# Input Data in R using c() and scan() Functions

There are many ways to input data into R and S Language. Here, I will concentrate only on typing data directly at the keyboard using c() and scan() function.

Traditional statistical computer software such as Minitab, SPSS, and SAS, etc., are designed to transform rectangular datasets (a dataset whose rows represent the observations and columns represent the variables) into printed reports and graphs. However, R and S languages are designed to transform data objects into other data objects (such as reports, and graphs).

S and R language both support rectangular datasets, in the form of data frames and other variety of data structures. Here we will learn to know about data in R to work efficiently as a statistical data analyst.

There are many ways to input data in R and S-Plus. Let us learn to type data directly on the keyboard.

The best choice is to enter small datasets directly on the keyboard. Remember that it is impractical to enter a large data set directly at the keyboard.

Let us use the c() function to enter the vector of numbers directly as:

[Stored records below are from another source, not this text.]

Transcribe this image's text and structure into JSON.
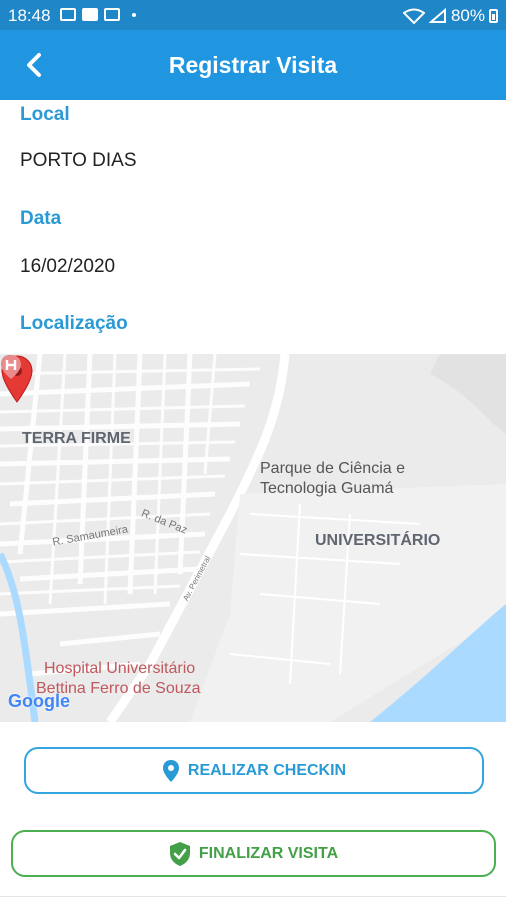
{
  "status_bar": {
    "time": "18:48",
    "icons": [
      "gallery-icon",
      "youtube-icon",
      "twitch-icon"
    ],
    "battery": "80%"
  },
  "app_bar": {
    "title": "Registrar Visita",
    "back_icon": "chevron-left-icon"
  },
  "form": {
    "local_label": "Local",
    "local_value": "PORTO DIAS",
    "data_label": "Data",
    "data_value": "16/02/2020",
    "localizacao_label": "Localização"
  },
  "map": {
    "labels": {
      "terra_firme": "TERRA FIRME",
      "park_line1": "Parque de Ciência e",
      "park_line2": "Tecnologia Guamá",
      "universitario": "UNIVERSITÁRIO",
      "samaumeira": "R. Samaumeira",
      "da_paz": "R. da Paz",
      "perimetral": "Av. Perimetral",
      "hospital_line1": "Hospital Universitário",
      "hospital_line2": "Bettina Ferro de Souza"
    },
    "google": "Google"
  },
  "actions": {
    "checkin_label": "REALIZAR CHECKIN",
    "finalizar_label": "FINALIZAR VISITA"
  },
  "colors": {
    "status_bar": "#1f86c7",
    "app_bar": "#2196e0",
    "label_blue": "#2a9ad6",
    "green": "#43a047"
  }
}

x <- c(1, 3, 5, 7, 9)
char <- c('a', 'b', 'c', 'd')
TF <- c(TRUE, FALSE)

Note that the character strings can be directly inputted in single or double quotation marks. For example, "a" and 'a' both are equivalent.

It is also very convenient to use the scan() function, which prompts with the index of the next entry.  Consider the example,

xyz <- scan()
1: 10 20 30 35
5: 40 35 25
8: 9 100 50
11:
Read 10 items</span>

The number before the colon on each of the inputted lines is the index of the next data entry point (observation) to be entered. Note that entering a blank line terminates the scan() function input behavior.

Click the following links to learn about data entry (import and export internal and external data) in R Language

Online MCQs Test Preparation Website with Answers

Input Data in R using c() and scan() Functions
Scroll to top